“It is safer for everyone if both people wear a mask but we also know that this was offensive and people looked at this and said, ‘this is one government mandate too far and it’s too much,'" DeWine said at a press conference.
The governor announced plans to rollback stay-at-home orders and lift a number of statewide restrictions to allow some businesses to reopen amid the coronavirus pandemic.
Just a day before, DeWine announced that retail stores and consumer services will be allowed to reopen May 12, but both employees and customers would have to wear a mask in an effort to prevent the spread of COVID-19.

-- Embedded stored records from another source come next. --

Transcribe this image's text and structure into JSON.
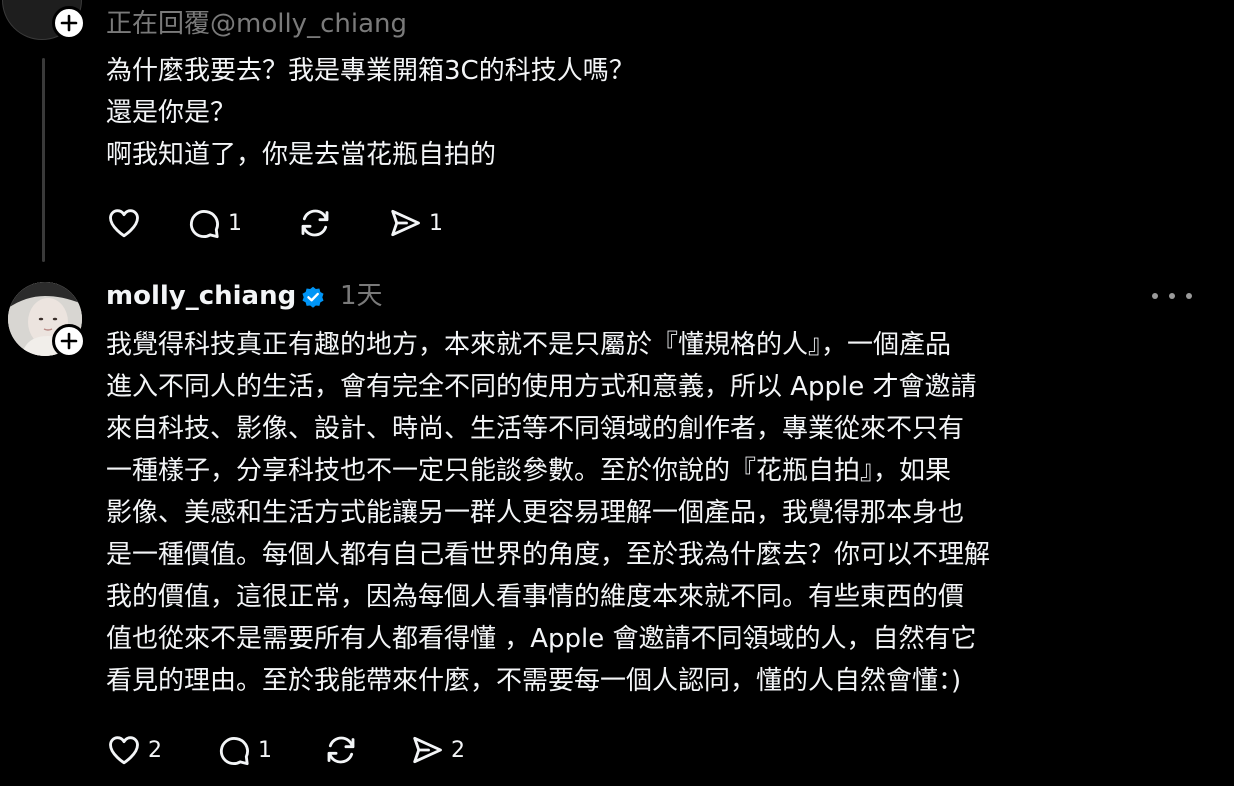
{
  "reply_post": {
    "reply_to_text": "正在回覆@molly_chiang",
    "lines": [
      "為什麼我要去？我是專業開箱3C的科技人嗎？",
      "還是你是？",
      "啊我知道了，你是去當花瓶自拍的"
    ],
    "actions": {
      "like_icon": "heart-icon",
      "like_count": "",
      "comment_icon": "comment-icon",
      "comment_count": "1",
      "repost_icon": "repost-icon",
      "share_icon": "share-icon",
      "share_count": "1"
    }
  },
  "main_post": {
    "username": "molly_chiang",
    "verified_icon": "verified-badge-icon",
    "time": "1天",
    "more_icon": "more-options-icon",
    "lines": [
      "我覺得科技真正有趣的地方，本來就不是只屬於『懂規格的人』，一個產品",
      "進入不同人的生活，會有完全不同的使用方式和意義，所以 Apple 才會邀請",
      "來自科技、影像、設計、時尚、生活等不同領域的創作者，專業從來不只有",
      "一種樣子，分享科技也不一定只能談參數。至於你說的『花瓶自拍』，如果",
      "影像、美感和生活方式能讓另一群人更容易理解一個產品，我覺得那本身也",
      "是一種價值。每個人都有自己看世界的角度，至於我為什麼去？你可以不理解",
      "我的價值，這很正常，因為每個人看事情的維度本來就不同。有些東西的價",
      "值也從來不是需要所有人都看得懂 ，Apple 會邀請不同領域的人，自然有它",
      "看見的理由。至於我能帶來什麼，不需要每一個人認同，懂的人自然會懂：)"
    ],
    "actions": {
      "like_icon": "heart-icon",
      "like_count": "2",
      "comment_icon": "comment-icon",
      "comment_count": "1",
      "repost_icon": "repost-icon",
      "share_icon": "share-icon",
      "share_count": "2"
    }
  },
  "colors": {
    "background": "#000000",
    "text_primary": "#f3f5f7",
    "text_secondary": "#7a7a7a",
    "verified_blue": "#0095f6",
    "thread_line": "#3a3a3a"
  }
}
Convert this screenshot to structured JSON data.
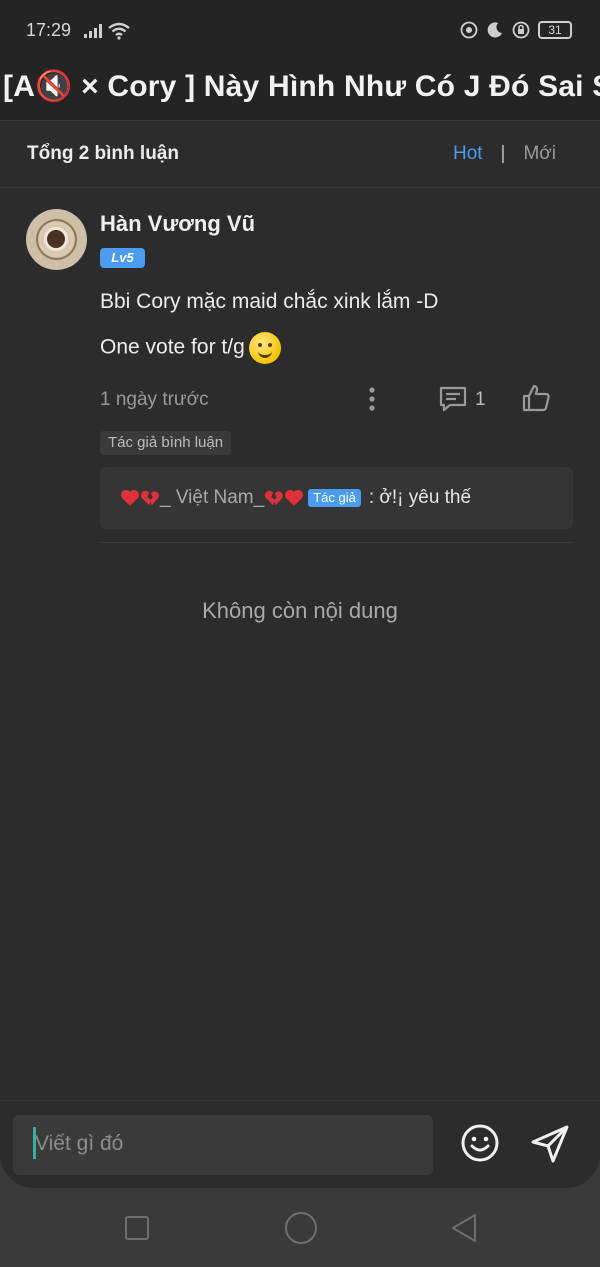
{
  "status_bar": {
    "time": "17:29",
    "battery": "31",
    "icons": [
      "signal-icon",
      "wifi-icon",
      "record-icon",
      "moon-icon",
      "lock-rotation-icon",
      "battery-icon"
    ]
  },
  "header": {
    "title": "[A🔇 × Cory ] Này Hình Như Có J Đó Sai Sai!!!?"
  },
  "summary": {
    "total_label": "Tổng 2 bình luận",
    "sort_hot": "Hot",
    "sort_separator": "|",
    "sort_new": "Mới",
    "active_sort": "Hot"
  },
  "comment": {
    "username": "Hàn Vương Vũ",
    "level": "Lv5",
    "lines": [
      "Bbi Cory mặc maid chắc xink lắm -D",
      "One vote for t/g"
    ],
    "time": "1 ngày trước",
    "reply_count": "1",
    "author_tag": "Tác giả bình luận",
    "reply": {
      "author": "_ Việt Nam_",
      "badge": "Tác giả",
      "text": ": ở!¡ yêu thế"
    }
  },
  "empty_state": "Không còn nội dung",
  "input": {
    "placeholder": "Viết gì đó"
  },
  "colors": {
    "accent": "#4a9cf0",
    "background": "#2c2c2c",
    "header_bg": "#242424",
    "cursor": "#2fb3a4"
  }
}
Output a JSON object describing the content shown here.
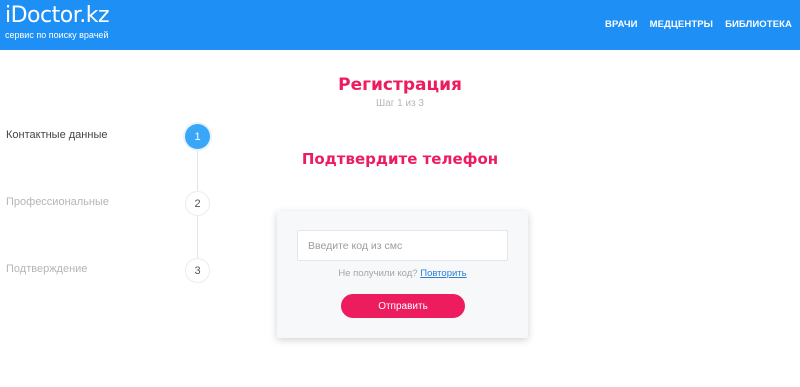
{
  "header": {
    "logo_name": "iDoctor.kz",
    "logo_tagline": "сервис по поиску врачей",
    "nav": [
      "ВРАЧИ",
      "МЕДЦЕНТРЫ",
      "БИБЛИОТЕКА"
    ],
    "background_color": "#1e90f5"
  },
  "registration": {
    "title": "Регистрация",
    "step_info": "Шаг 1 из 3",
    "accent_color": "#ec1c5f"
  },
  "steps": [
    {
      "label": "Контактные данные",
      "number": "1",
      "state": "active"
    },
    {
      "label": "Профессиональные",
      "number": "2",
      "state": "inactive"
    },
    {
      "label": "Подтверждение",
      "number": "3",
      "state": "inactive"
    }
  ],
  "confirm": {
    "title": "Подтвердите телефон",
    "input_value": "",
    "input_placeholder": "Введите код из смс",
    "resend_text": "Не получили код?",
    "resend_link": "Повторить",
    "submit_label": "Отправить"
  }
}
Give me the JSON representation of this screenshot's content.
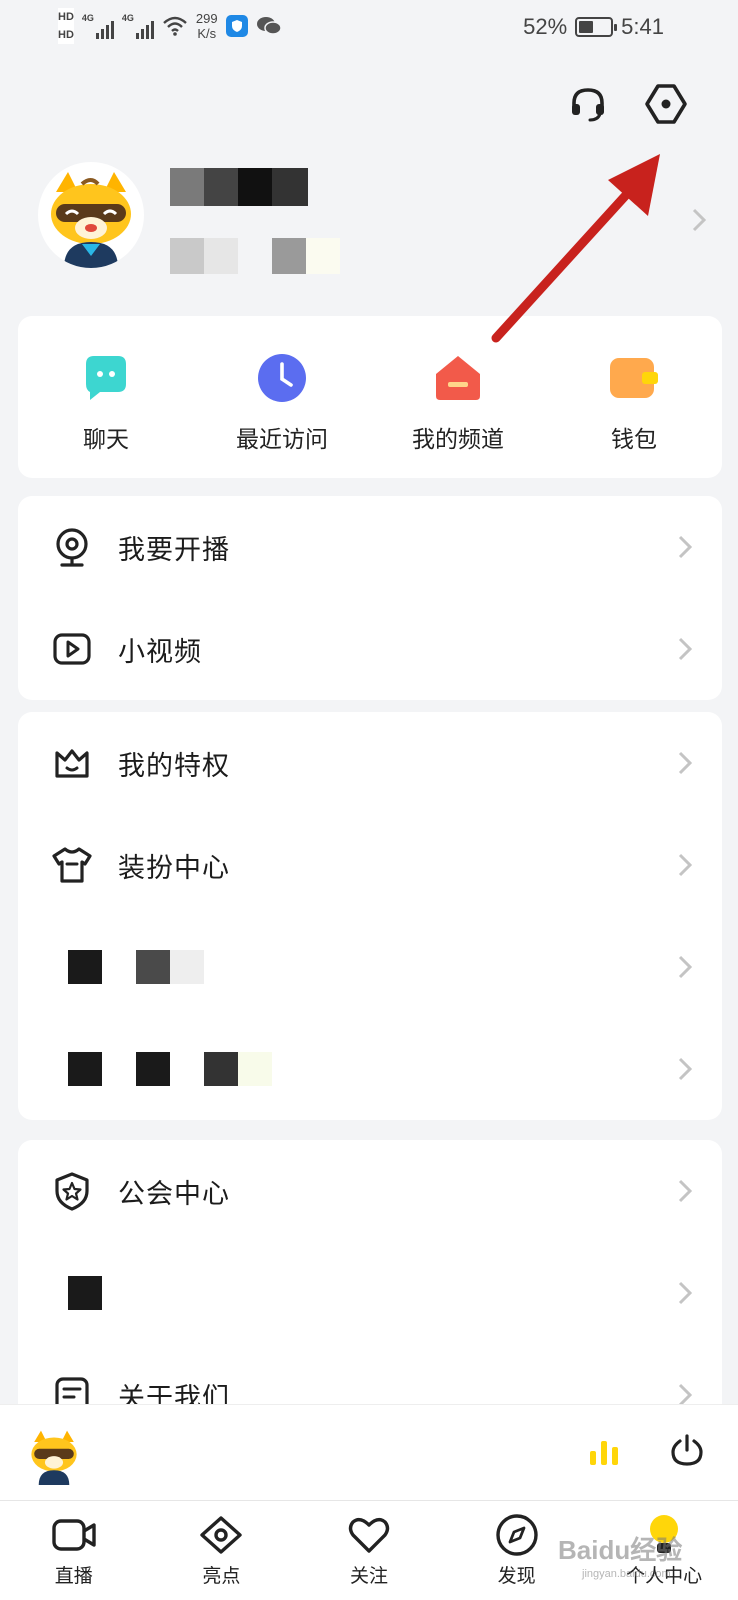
{
  "status_bar": {
    "hd1": "HD",
    "hd2": "HD",
    "net1": "4G",
    "net2": "4G",
    "speed_value": "299",
    "speed_unit": "K/s",
    "battery_percent": "52%",
    "battery_level": 0.52,
    "time": "5:41"
  },
  "header": {
    "support_icon": "headset-icon",
    "settings_icon": "hexagon-settings-icon"
  },
  "quick_actions": [
    {
      "label": "聊天",
      "icon": "chat-bubble-icon",
      "color": "#3dd6d0"
    },
    {
      "label": "最近访问",
      "icon": "clock-icon",
      "color": "#5b6df0"
    },
    {
      "label": "我的频道",
      "icon": "channel-house-icon",
      "color": "#f25a4a"
    },
    {
      "label": "钱包",
      "icon": "wallet-icon",
      "color": "#ffa94d"
    }
  ],
  "menu_group_1": [
    {
      "label": "我要开播",
      "icon": "webcam-icon"
    },
    {
      "label": "小视频",
      "icon": "video-play-icon"
    }
  ],
  "menu_group_2": [
    {
      "label": "我的特权",
      "icon": "crown-icon"
    },
    {
      "label": "装扮中心",
      "icon": "tshirt-icon"
    }
  ],
  "menu_group_3": [
    {
      "label": "公会中心",
      "icon": "shield-star-icon"
    },
    {
      "label": "关于我们",
      "icon": "document-icon"
    }
  ],
  "bottom_nav": [
    {
      "label": "直播",
      "icon": "video-camera-icon"
    },
    {
      "label": "亮点",
      "icon": "eye-icon"
    },
    {
      "label": "关注",
      "icon": "heart-icon"
    },
    {
      "label": "发现",
      "icon": "compass-icon"
    },
    {
      "label": "个人中心",
      "icon": "bulb-avatar-icon"
    }
  ],
  "watermark": {
    "main": "Baidu经验",
    "sub": "jingyan.baidu.com"
  },
  "colors": {
    "accent_yellow": "#ffd60a",
    "arrow_red": "#c8221d"
  }
}
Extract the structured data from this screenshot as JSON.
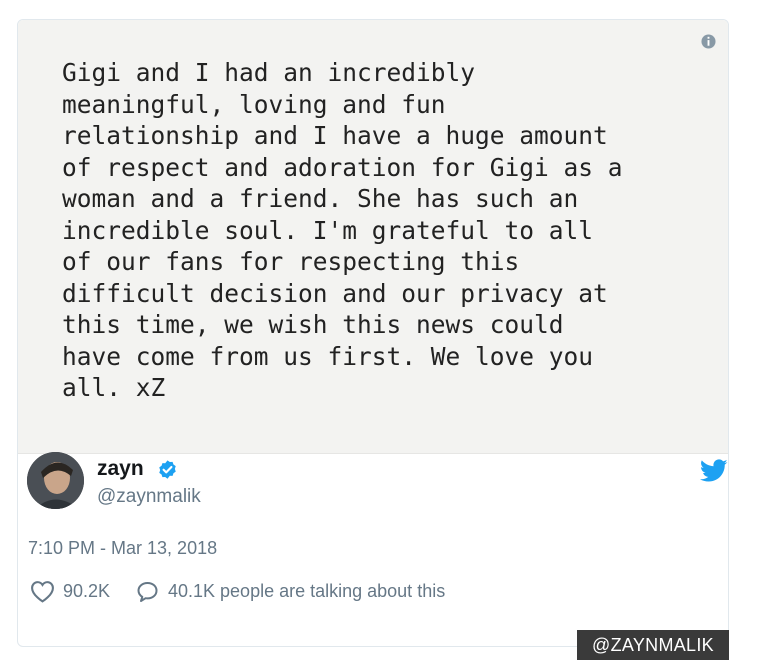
{
  "note": {
    "text": "Gigi and I had an incredibly\nmeaningful, loving and fun\nrelationship and I have a huge amount\nof respect and adoration for Gigi as a\nwoman and a friend. She has such an\nincredible soul. I'm grateful to all\nof our fans for respecting this\ndifficult decision and our privacy at\nthis time, we wish this news could\nhave come from us first. We love you\nall. xZ"
  },
  "author": {
    "name": "zayn",
    "handle": "@zaynmalik"
  },
  "tweet": {
    "timestamp": "7:10 PM - Mar 13, 2018",
    "likes": "90.2K",
    "replies_text": "40.1K people are talking about this"
  },
  "watermark": "@ZAYNMALIK",
  "colors": {
    "twitter_blue": "#1da1f2",
    "secondary_text": "#657786",
    "note_background": "#f3f3f1"
  },
  "icons": [
    "info-icon",
    "verified-badge-icon",
    "twitter-bird-icon",
    "heart-icon",
    "reply-icon"
  ]
}
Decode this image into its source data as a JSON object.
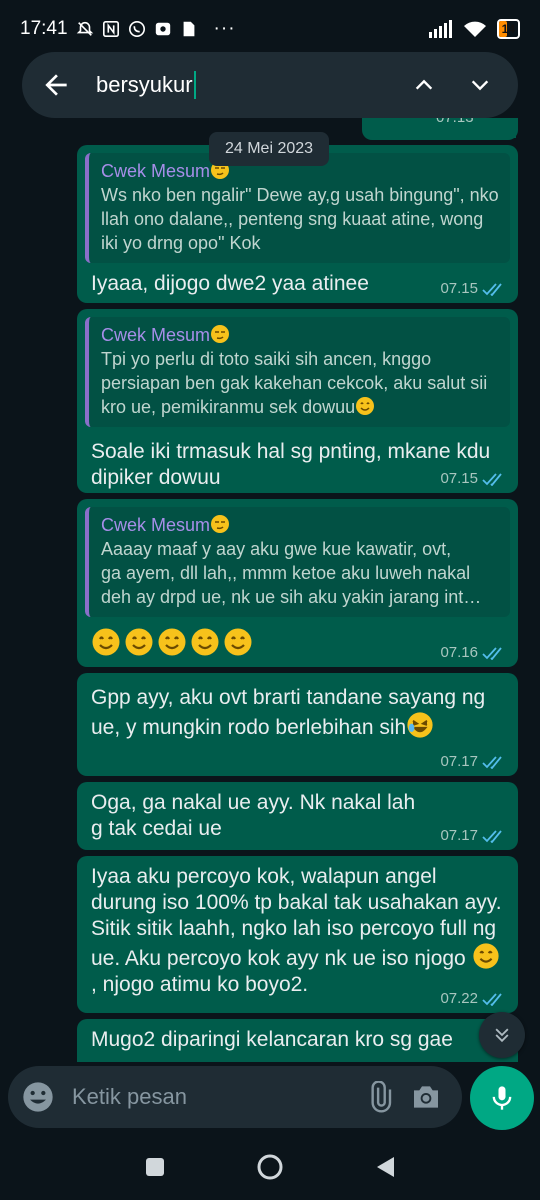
{
  "status_bar": {
    "time": "17:41",
    "battery": "14",
    "more": "···"
  },
  "search": {
    "query": "bersyukur"
  },
  "date_chip": "24 Mei 2023",
  "peek_time": "07.13",
  "messages": [
    {
      "quote": {
        "name": "Cwek Mesum",
        "text": "Ws nko ben ngalir\" Dewe ay,g usah bingung\", nko llah ono dalane,, penteng sng kuaat atine, wong iki yo drng opo\" Kok"
      },
      "text": "Iyaaa, dijogo dwe2 yaa atinee",
      "time": "07.15"
    },
    {
      "quote": {
        "name": "Cwek Mesum",
        "text": "Tpi yo perlu di toto saiki sih ancen, knggo persiapan ben gak kakehan cekcok, aku salut sii kro ue, pemikiranmu sek dowuu"
      },
      "text": "Soale iki trmasuk hal sg pnting, mkane kdu dipiker dowuu",
      "time": "07.15"
    },
    {
      "quote": {
        "name": "Cwek Mesum",
        "line1": "Aaaay maaf y aay aku gwe kue kawatir, ovt,",
        "line2": "ga ayem, dll lah,, mmm ketoe aku luweh nakal",
        "line3": "deh ay drpd ue, nk ue sih aku yakin jarang int…"
      },
      "text": "",
      "time": "07.16"
    },
    {
      "text": "Gpp ayy, aku ovt brarti tandane sayang ng ue, y mungkin rodo berlebihan sih",
      "time": "07.17"
    },
    {
      "text": "Oga, ga nakal ue ayy. Nk nakal lah g tak cedai ue",
      "time": "07.17"
    },
    {
      "text_a": "Iyaa aku percoyo kok, walapun angel durung iso 100% tp bakal tak usahakan ayy. Sitik sitik laahh, ngko lah iso percoyo full ng ue. Aku percoyo kok ayy nk ue iso njogo ",
      "text_b": ", njogo atimu ko boyo2.",
      "time": "07.22"
    },
    {
      "text": "Mugo2 diparingi kelancaran kro sg gae"
    }
  ],
  "composer": {
    "placeholder": "Ketik pesan"
  },
  "colors": {
    "bubble": "#005c4b",
    "background": "#0b141a",
    "accent": "#00a884",
    "quote_name": "#a68ee8"
  }
}
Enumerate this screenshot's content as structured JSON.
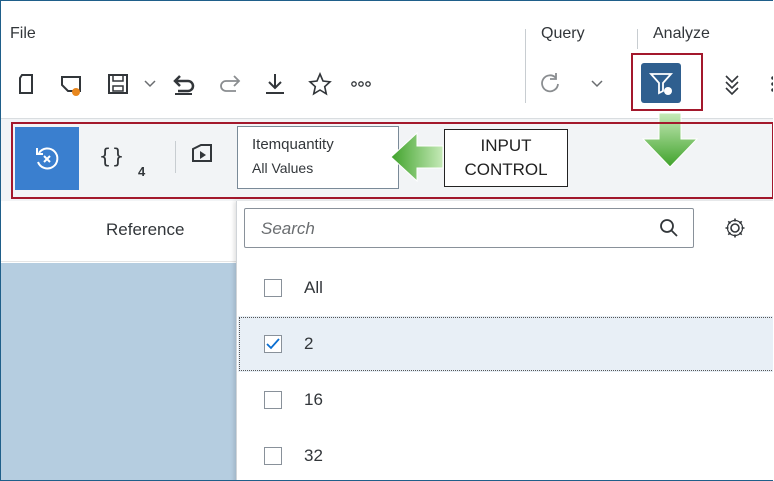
{
  "menu": {
    "file": "File",
    "query": "Query",
    "analyze": "Analyze"
  },
  "toolbar": {
    "icons": [
      "new-document-icon",
      "open-document-icon",
      "save-icon",
      "chevron-down-icon",
      "undo-icon",
      "redo-icon",
      "download-icon",
      "star-icon",
      "more-icon",
      "refresh-icon",
      "chevron-down-icon",
      "filter-icon",
      "expand-down-icon"
    ]
  },
  "input_control_bar": {
    "reset_icon": "reset-icon",
    "variables_label": "{}",
    "variables_count": "4",
    "token": {
      "name": "Itemquantity",
      "value": "All Values"
    }
  },
  "annotation": {
    "callout_line1": "INPUT",
    "callout_line2": "CONTROL",
    "arrow_color": "#4caf2a",
    "highlight_color": "#a3182c"
  },
  "table": {
    "column_header": "Reference"
  },
  "dropdown": {
    "search_placeholder": "Search",
    "items": [
      {
        "label": "All",
        "checked": false
      },
      {
        "label": "2",
        "checked": true
      },
      {
        "label": "16",
        "checked": false
      },
      {
        "label": "32",
        "checked": false
      }
    ]
  },
  "colors": {
    "accent": "#2f5f8f",
    "reset_button": "#3a7fcf",
    "left_pane": "#b5cde0"
  }
}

DeWine said the state's business task force recommended everyone wear a mask in an effort to create a safer environment for all.
Now the defunct mandate has become a practice "strongly recommended" by the state government, Ohio officials said.
"And though it is not a mandate, it is clearly in the best interest for Ohioans to wear a mask in retail settings. This gives added protection to others. When you wear a mask, you are protecting those around you from possibly getting sick," DeWine said.
He added that although the state no longer requires it, individual businesses can decide if they would like patrons to cover their faces.
"The recommendation that masks be worn came from business owners to protect employees. They can make a decision that those coming in the door need to wear a protective covering," the governor said.
DeWine says he plans to lead by example.
“When I go out in public and go into a business, I will wear a mask. And I have recommended to my family members that they wear masks,” he said.